# Items from a dataset:
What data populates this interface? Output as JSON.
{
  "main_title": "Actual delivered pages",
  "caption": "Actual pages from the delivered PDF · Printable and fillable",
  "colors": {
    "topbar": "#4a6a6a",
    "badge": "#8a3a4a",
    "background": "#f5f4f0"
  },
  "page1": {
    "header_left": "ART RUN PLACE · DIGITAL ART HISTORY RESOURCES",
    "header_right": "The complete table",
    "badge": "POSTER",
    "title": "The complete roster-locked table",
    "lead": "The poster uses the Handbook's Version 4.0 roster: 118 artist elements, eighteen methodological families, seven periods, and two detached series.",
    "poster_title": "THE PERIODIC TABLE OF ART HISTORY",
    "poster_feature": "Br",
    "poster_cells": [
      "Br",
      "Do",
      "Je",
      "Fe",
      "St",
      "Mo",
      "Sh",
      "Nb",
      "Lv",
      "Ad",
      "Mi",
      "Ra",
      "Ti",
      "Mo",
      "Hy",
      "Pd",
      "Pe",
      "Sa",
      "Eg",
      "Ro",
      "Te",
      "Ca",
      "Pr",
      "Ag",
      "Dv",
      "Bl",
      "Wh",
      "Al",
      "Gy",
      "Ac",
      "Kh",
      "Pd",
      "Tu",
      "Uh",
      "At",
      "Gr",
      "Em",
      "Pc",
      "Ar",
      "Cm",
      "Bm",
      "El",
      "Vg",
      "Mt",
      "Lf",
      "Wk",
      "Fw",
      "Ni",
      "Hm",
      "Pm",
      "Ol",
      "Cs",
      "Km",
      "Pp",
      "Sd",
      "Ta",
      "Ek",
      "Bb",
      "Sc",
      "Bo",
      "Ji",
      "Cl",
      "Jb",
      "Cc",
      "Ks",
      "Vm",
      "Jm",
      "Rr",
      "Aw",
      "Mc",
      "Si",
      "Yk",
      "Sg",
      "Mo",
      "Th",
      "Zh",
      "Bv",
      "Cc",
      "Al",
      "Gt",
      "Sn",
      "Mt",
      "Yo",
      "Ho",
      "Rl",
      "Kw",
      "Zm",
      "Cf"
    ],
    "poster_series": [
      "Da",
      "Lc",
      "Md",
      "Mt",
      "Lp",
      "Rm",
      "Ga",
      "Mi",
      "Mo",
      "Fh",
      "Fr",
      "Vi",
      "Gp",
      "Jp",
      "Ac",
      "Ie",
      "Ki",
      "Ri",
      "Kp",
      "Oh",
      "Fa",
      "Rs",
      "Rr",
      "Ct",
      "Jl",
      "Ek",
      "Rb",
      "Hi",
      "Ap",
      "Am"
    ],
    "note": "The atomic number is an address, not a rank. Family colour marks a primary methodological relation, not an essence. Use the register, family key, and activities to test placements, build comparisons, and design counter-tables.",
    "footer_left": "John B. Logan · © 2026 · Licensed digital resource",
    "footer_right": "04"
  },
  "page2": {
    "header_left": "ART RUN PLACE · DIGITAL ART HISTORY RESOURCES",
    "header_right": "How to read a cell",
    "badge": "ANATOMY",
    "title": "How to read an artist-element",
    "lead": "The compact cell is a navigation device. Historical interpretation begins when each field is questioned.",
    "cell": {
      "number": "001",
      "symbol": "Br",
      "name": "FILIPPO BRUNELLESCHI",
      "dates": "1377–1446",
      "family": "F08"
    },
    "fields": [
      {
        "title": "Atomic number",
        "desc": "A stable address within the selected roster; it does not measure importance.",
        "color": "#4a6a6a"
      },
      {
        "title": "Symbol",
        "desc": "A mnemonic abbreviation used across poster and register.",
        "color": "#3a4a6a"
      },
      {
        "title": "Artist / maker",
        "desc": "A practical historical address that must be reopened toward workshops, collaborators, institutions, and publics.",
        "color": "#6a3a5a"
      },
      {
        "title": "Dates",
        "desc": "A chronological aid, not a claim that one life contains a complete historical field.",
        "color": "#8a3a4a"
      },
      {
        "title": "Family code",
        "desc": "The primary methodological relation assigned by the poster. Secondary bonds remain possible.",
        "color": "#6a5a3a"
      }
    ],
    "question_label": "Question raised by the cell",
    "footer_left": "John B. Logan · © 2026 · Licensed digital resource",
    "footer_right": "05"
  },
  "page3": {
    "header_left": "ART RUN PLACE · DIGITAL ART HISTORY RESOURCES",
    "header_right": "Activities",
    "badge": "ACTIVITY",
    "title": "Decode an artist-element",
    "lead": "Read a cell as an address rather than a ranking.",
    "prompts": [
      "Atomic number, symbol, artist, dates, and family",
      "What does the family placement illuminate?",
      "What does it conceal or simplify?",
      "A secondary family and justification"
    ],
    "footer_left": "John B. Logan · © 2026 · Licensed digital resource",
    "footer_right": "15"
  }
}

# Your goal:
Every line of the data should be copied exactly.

# Task response:
What data populates this interface? Output as JSON.
{
  "main_title": "Actual delivered pages",
  "caption": "Actual pages from the delivered PDF · Printable and fillable",
  "colors": {
    "topbar": "#4a6a6a",
    "badge": "#8a3a4a",
    "background": "#f5f4f0"
  },
  "page1": {
    "header_left": "ART RUN PLACE · DIGITAL ART HISTORY RESOURCES",
    "header_right": "The complete table",
    "badge": "POSTER",
    "title": "The complete roster-locked table",
    "lead": "The poster uses the Handbook's Version 4.0 roster: 118 artist elements, eighteen methodological families, seven periods, and two detached series.",
    "poster_title": "THE PERIODIC TABLE OF ART HISTORY",
    "poster_feature": "Br",
    "poster_cells": [
      "Br",
      "Do",
      "Je",
      "Fe",
      "St",
      "Mo",
      "Sh",
      "Nb",
      "Lv",
      "Ad",
      "Mi",
      "Ra",
      "Ti",
      "Mo",
      "Hy",
      "Pd",
      "Pe",
      "Sa",
      "Eg",
      "Ro",
      "Te",
      "Ca",
      "Pr",
      "Ag",
      "Dv",
      "Bl",
      "Wh",
      "Al",
      "Gy",
      "Ac",
      "Kh",
      "Pd",
      "Tu",
      "Uh",
      "At",
      "Gr",
      "Em",
      "Pc",
      "Ar",
      "Cm",
      "Bm",
      "El",
      "Vg",
      "Mt",
      "Lf",
      "Wk",
      "Fw",
      "Ni",
      "Hm",
      "Pm",
      "Ol",
      "Cs",
      "Km",
      "Pp",
      "Sd",
      "Ta",
      "Ek",
      "Bb",
      "Sc",
      "Bo",
      "Ji",
      "Cl",
      "Jb",
      "Cc",
      "Ks",
      "Vm",
      "Jm",
      "Rr",
      "Aw",
      "Mc",
      "Si",
      "Yk",
      "Sg",
      "Mo",
      "Th",
      "Zh",
      "Bv",
      "Cc",
      "Al",
      "Gt",
      "Sn",
      "Mt",
      "Yo",
      "Ho",
      "Rl",
      "Kw",
      "Zm",
      "Cf"
    ],
    "poster_series": [
      "Da",
      "Lc",
      "Md",
      "Mt",
      "Lp",
      "Rm",
      "Ga",
      "Mi",
      "Mo",
      "Fh",
      "Fr",
      "Vi",
      "Gp",
      "Jp",
      "Ac",
      "Ie",
      "Ki",
      "Ri",
      "Kp",
      "Oh",
      "Fa",
      "Rs",
      "Rr",
      "Ct",
      "Jl",
      "Ek",
      "Rb",
      "Hi",
      "Ap",
      "Am"
    ],
    "note": "The atomic number is an address, not a rank. Family colour marks a primary methodological relation, not an essence. Use the register, family key, and activities to test placements, build comparisons, and design counter-tables.",
    "footer_left": "John B. Logan · © 2026 · Licensed digital resource",
    "footer_right": "04"
  },
  "page2": {
    "header_left": "ART RUN PLACE · DIGITAL ART HISTORY RESOURCES",
    "header_right": "How to read a cell",
    "badge": "ANATOMY",
    "title": "How to read an artist-element",
    "lead": "The compact cell is a navigation device. Historical interpretation begins when each field is questioned.",
    "cell": {
      "number": "001",
      "symbol": "Br",
      "name": "FILIPPO BRUNELLESCHI",
      "dates": "1377–1446",
      "family": "F08"
    },
    "fields": [
      {
        "title": "Atomic number",
        "desc": "A stable address within the selected roster; it does not measure importance.",
        "color": "#4a6a6a"
      },
      {
        "title": "Symbol",
        "desc": "A mnemonic abbreviation used across poster and register.",
        "color": "#3a4a6a"
      },
      {
        "title": "Artist / maker",
        "desc": "A practical historical address that must be reopened toward workshops, collaborators, institutions, and publics.",
        "color": "#6a3a5a"
      },
      {
        "title": "Dates",
        "desc": "A chronological aid, not a claim that one life contains a complete historical field.",
        "color": "#8a3a4a"
      },
      {
        "title": "Family code",
        "desc": "The primary methodological relation assigned by the poster. Secondary bonds remain possible.",
        "color": "#6a5a3a"
      }
    ],
    "question_label": "Question raised by the cell",
    "footer_left": "John B. Logan · © 2026 · Licensed digital resource",
    "footer_right": "05"
  },
  "page3": {
    "header_left": "ART RUN PLACE · DIGITAL ART HISTORY RESOURCES",
    "header_right": "Activities",
    "badge": "ACTIVITY",
    "title": "Decode an artist-element",
    "lead": "Read a cell as an address rather than a ranking.",
    "prompts": [
      "Atomic number, symbol, artist, dates, and family",
      "What does the family placement illuminate?",
      "What does it conceal or simplify?",
      "A secondary family and justification"
    ],
    "footer_left": "John B. Logan · © 2026 · Licensed digital resource",
    "footer_right": "15"
  }
}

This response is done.